Course Hero. "Cat on a Hot Tin Roof Study Guide." Course Hero. 12 Jan. 2017. Web. 20 Jan. 2019. <https://www.coursehero.com/lit/Cat-on-a-Hot-Tin-Roof/>.
Course Hero. (2017, January 12). Cat on a Hot Tin Roof Study Guide. In Course Hero. Retrieved January 20, 2019, from https://www.coursehero.com/lit/Cat-on-a-Hot-Tin-Roof/
(Course Hero, 2017)
Course Hero. "Cat on a Hot Tin Roof Study Guide." January 12, 2017. Accessed January 20, 2019. https://www.coursehero.com/lit/Cat-on-a-Hot-Tin-Roof/.
Course Hero, "Cat on a Hot Tin Roof Study Guide," January 12, 2017, accessed January 20, 2019, https://www.coursehero.com/lit/Cat-on-a-Hot-Tin-Roof/.
Before Act 1 of the script, the playwright provides a detailed description of the setting: the "bed-sitting-room of a plantation home in the Mississippi Delta." Tennessee Williams describes the room's furniture, which includes a big double bed, a huge radio-phonograph-television, and a liquor cabinet. He also describes the layout of the house and the lighting, a "fair summer sky" that fades to dusk and night as the play progresses. The notes point out that the play unfolds in real time: it "occupies precisely the time of its performance" with the exception of the intermission.

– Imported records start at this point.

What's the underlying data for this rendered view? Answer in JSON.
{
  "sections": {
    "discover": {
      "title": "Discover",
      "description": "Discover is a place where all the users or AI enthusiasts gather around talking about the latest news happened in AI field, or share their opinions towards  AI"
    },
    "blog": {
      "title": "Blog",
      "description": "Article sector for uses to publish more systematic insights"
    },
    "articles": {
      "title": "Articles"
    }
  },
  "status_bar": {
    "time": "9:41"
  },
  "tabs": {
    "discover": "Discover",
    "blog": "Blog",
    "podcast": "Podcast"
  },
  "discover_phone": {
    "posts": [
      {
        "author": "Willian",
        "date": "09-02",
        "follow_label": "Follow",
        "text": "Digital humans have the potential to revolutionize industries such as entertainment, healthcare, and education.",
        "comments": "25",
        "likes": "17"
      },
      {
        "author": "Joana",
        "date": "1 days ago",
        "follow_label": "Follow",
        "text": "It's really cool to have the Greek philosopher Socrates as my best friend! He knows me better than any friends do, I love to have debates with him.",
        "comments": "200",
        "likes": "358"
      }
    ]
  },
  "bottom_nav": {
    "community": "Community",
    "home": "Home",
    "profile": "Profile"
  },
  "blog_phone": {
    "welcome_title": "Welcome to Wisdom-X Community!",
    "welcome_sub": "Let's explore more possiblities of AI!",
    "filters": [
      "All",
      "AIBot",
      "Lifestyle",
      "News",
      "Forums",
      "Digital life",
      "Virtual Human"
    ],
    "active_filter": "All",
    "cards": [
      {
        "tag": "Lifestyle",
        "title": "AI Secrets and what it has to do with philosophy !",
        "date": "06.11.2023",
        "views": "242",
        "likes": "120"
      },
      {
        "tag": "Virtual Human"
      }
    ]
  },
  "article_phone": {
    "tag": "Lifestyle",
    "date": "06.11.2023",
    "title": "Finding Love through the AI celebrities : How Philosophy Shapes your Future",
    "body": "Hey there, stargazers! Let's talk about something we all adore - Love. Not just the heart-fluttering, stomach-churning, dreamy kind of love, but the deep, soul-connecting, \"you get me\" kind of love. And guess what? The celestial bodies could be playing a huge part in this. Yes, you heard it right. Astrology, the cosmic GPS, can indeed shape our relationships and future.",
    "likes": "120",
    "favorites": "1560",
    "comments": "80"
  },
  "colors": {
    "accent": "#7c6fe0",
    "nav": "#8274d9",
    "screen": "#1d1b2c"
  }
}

Williams notes that the room must "evoke some ghosts." It is haunted by the original owners of the house, Jack Straw and Peter Ochello, a "pair of old bachelors who shared this room all their lives together." The playwright mentions a faded photograph of the veranda of 19th-century author Robert Louis Stevenson's home on a Samoan island that showed a "quality of tender light on weathered wood," which reminds him that the lighting for Cat on a Hot Tin Roof should suggest the "grace and comfort" of light on a late, fair summer afternoon. He tells the designer that the set must fit a play that "deals with human extremities of emotion." Finally, he points out that the actors need room to move about freely so they can express their "passion for breaking out."
The details regarding the play's setting suggest an adherence to the Aristotelian concepts of dramatic unity: plays should have unity of time (occur over the course of a single day), unity of place (occur entirely in the same setting), and unity of action (be concerned with the same central event). Although written in the 20th century and set in the American South, Tennessee Williams clearly intends for the play to evoke classical themes such as fate, mortality, and family duty.

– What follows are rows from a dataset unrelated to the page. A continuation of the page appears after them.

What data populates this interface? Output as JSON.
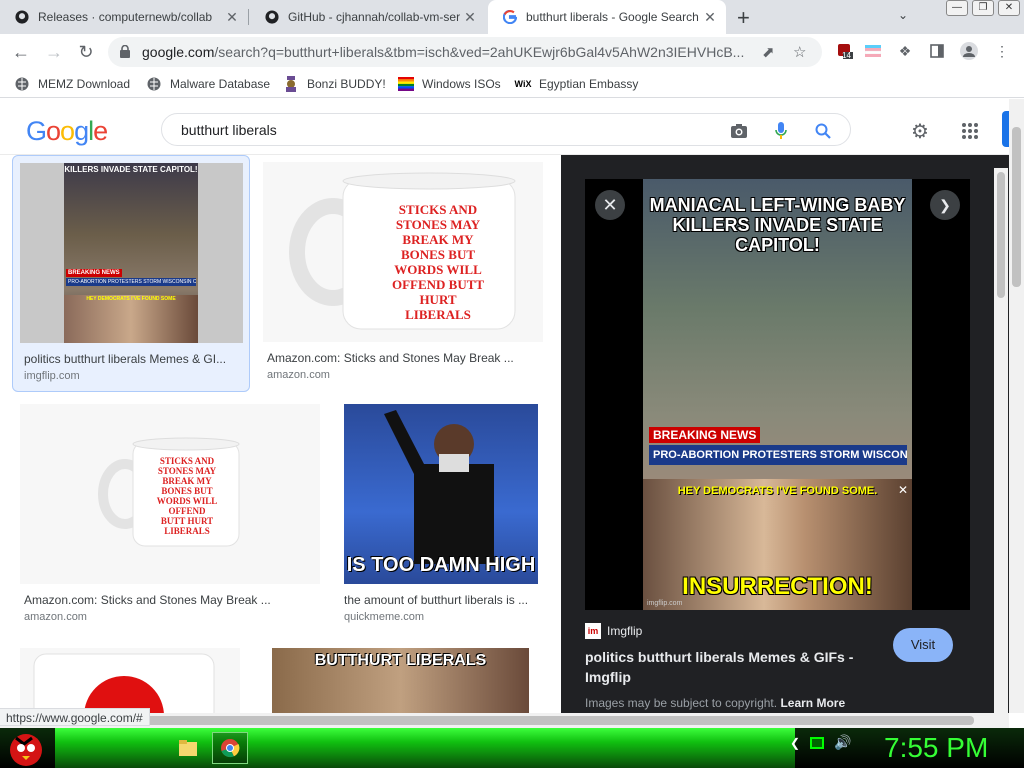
{
  "browser": {
    "tabs": [
      {
        "title": "Releases · computernewb/collab",
        "close": "✕"
      },
      {
        "title": "GitHub - cjhannah/collab-vm-ser",
        "close": "✕"
      },
      {
        "title": "butthurt liberals - Google Search",
        "close": "✕"
      }
    ],
    "new_tab": "+",
    "url_host": "google.com",
    "url_rest": "/search?q=butthurt+liberals&tbm=isch&ved=2ahUKEwjr6bGal4v5AhW2n3IEHVHcB...",
    "ext_badge": "14",
    "bookmarks": [
      {
        "label": "MEMZ Download"
      },
      {
        "label": "Malware Database"
      },
      {
        "label": "Bonzi BUDDY!"
      },
      {
        "label": "Windows ISOs"
      },
      {
        "label": "Egyptian Embassy"
      }
    ]
  },
  "google": {
    "logo": "Google",
    "query": "butthurt liberals"
  },
  "results": [
    {
      "caption": "politics butthurt liberals Memes & GI...",
      "source": "imgflip.com",
      "meme_top": "KILLERS INVADE STATE CAPITOL!",
      "meme_news": "BREAKING NEWS",
      "meme_sub": "PRO-ABORTION PROTESTERS STORM WISCONSIN CAPITOL",
      "meme_bottom": "HEY DEMOCRATS I'VE FOUND SOME"
    },
    {
      "caption": "Amazon.com: Sticks and Stones May Break ...",
      "source": "amazon.com",
      "mug_text": "STICKS AND STONES MAY BREAK MY BONES BUT WORDS WILL OFFEND BUTT HURT LIBERALS"
    },
    {
      "caption": "Amazon.com: Sticks and Stones May Break ...",
      "source": "amazon.com",
      "mug_text": "STICKS AND STONES MAY BREAK MY BONES BUT WORDS WILL OFFEND BUTT HURT LIBERALS"
    },
    {
      "caption": "the amount of butthurt liberals is ...",
      "source": "quickmeme.com",
      "meme_text": "IS TOO DAMN HIGH"
    },
    {
      "caption": "",
      "source": ""
    },
    {
      "caption": "",
      "source": "",
      "meme_text": "BUTTHURT LIBERALS"
    }
  ],
  "preview": {
    "meme_top": "MANIACAL LEFT-WING BABY KILLERS INVADE STATE CAPITOL!",
    "meme_news": "BREAKING NEWS",
    "meme_sub": "PRO-ABORTION PROTESTERS STORM WISCONSIN CAPITOL",
    "meme_mid": "HEY DEMOCRATS I'VE FOUND SOME.",
    "meme_bottom": "INSURRECTION!",
    "watermark": "imgflip.com",
    "source": "Imgflip",
    "title": "politics butthurt liberals Memes & GIFs - Imgflip",
    "visit": "Visit",
    "copyright": "Images may be subject to copyright.",
    "learn_more": "Learn More"
  },
  "status_url": "https://www.google.com/#",
  "taskbar": {
    "clock": "7:55 PM"
  },
  "colors": {
    "google_blue": "#4285f4",
    "google_red": "#ea4335",
    "google_yellow": "#fbbc05",
    "google_green": "#34a853",
    "clock_green": "#35ff35",
    "visit_button": "#8ab4f8"
  }
}
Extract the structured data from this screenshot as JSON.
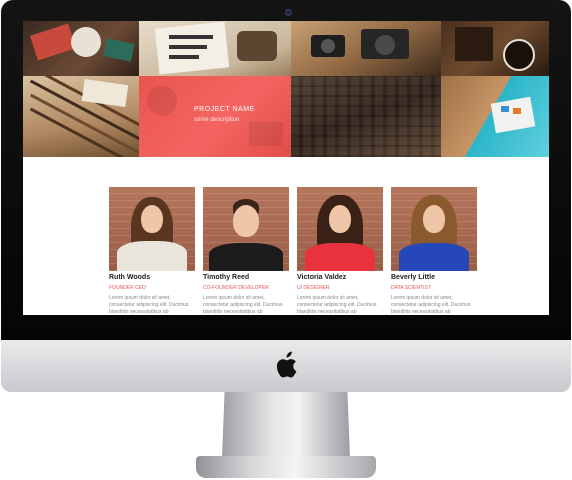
{
  "device": {
    "brand_logo_icon": "apple-logo-icon",
    "camera_icon": "camera-dot-icon"
  },
  "portfolio": {
    "tiles": [
      {
        "name": "tile-notebook-photo",
        "icon": "photo-icon"
      },
      {
        "name": "tile-handlettering-photo",
        "icon": "photo-icon"
      },
      {
        "name": "tile-cameras-photo",
        "icon": "photo-icon"
      },
      {
        "name": "tile-coffee-photo",
        "icon": "photo-icon"
      },
      {
        "name": "tile-pencils-photo",
        "icon": "photo-icon"
      },
      {
        "name": "tile-highlighted",
        "icon": "photo-icon"
      },
      {
        "name": "tile-typeset-photo",
        "icon": "photo-icon"
      },
      {
        "name": "tile-paint-photo",
        "icon": "photo-icon"
      }
    ],
    "highlight": {
      "project_name": "PROJECT NAME",
      "description": "some description"
    }
  },
  "team": [
    {
      "name": "Ruth Woods",
      "role": "FOUNDER CEO",
      "bio": "Lorem ipsum dolor sit amet, consectetur adipiscing elit. Ducimus blanditiis necessitatibus ab consectetur adipisci"
    },
    {
      "name": "Timothy Reed",
      "role": "CO-FOUNDER DEVELOPER",
      "bio": "Lorem ipsum dolor sit amet, consectetur adipiscing elit. Ducimus blanditiis necessitatibus ab consectetur adipisci"
    },
    {
      "name": "Victoria Valdez",
      "role": "UI DESIGNER",
      "bio": "Lorem ipsum dolor sit amet, consectetur adipiscing elit. Ducimus blanditiis necessitatibus ab consectetur adipisci"
    },
    {
      "name": "Beverly Little",
      "role": "DATA SCIENTIST",
      "bio": "Lorem ipsum dolor sit amet, consectetur adipiscing elit. Ducimus blanditiis necessitatibus ab consectetur adipisci"
    }
  ],
  "colors": {
    "accent": "#e8554f",
    "bezel": "#0a0a0a",
    "chin": "#dcdddf"
  }
}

Critic Claire Nicolay has pointed out that the offstage presence of the two men who lived together in the room now occupied by Brick and Maggie helps to broaden the question of Brick's sexuality. By providing a concrete image of homosexual love, it provides a spectrum of types of male love depicted in the play, and suggests that a homosexual relationship was once able to flourish in this place of refuge. It also implies that a purist attitude toward homosexuality is not historically embedded in the region, removing one possible excuse for Brick's attitude toward his relationship with Skip.
The mention of the photograph of Stevenson's home also evokes the image of a place that is a refuge. In Nicolay's analysis, the world of both Stevenson and the homosexual couple of Straw and Ochello predated the "Cold War trauma" in which the play takes place, when homosexuals were arrested and harassed. The plantation setting, similarly, carries a strong sense of a history that is fruitful, bountiful, and peaceful.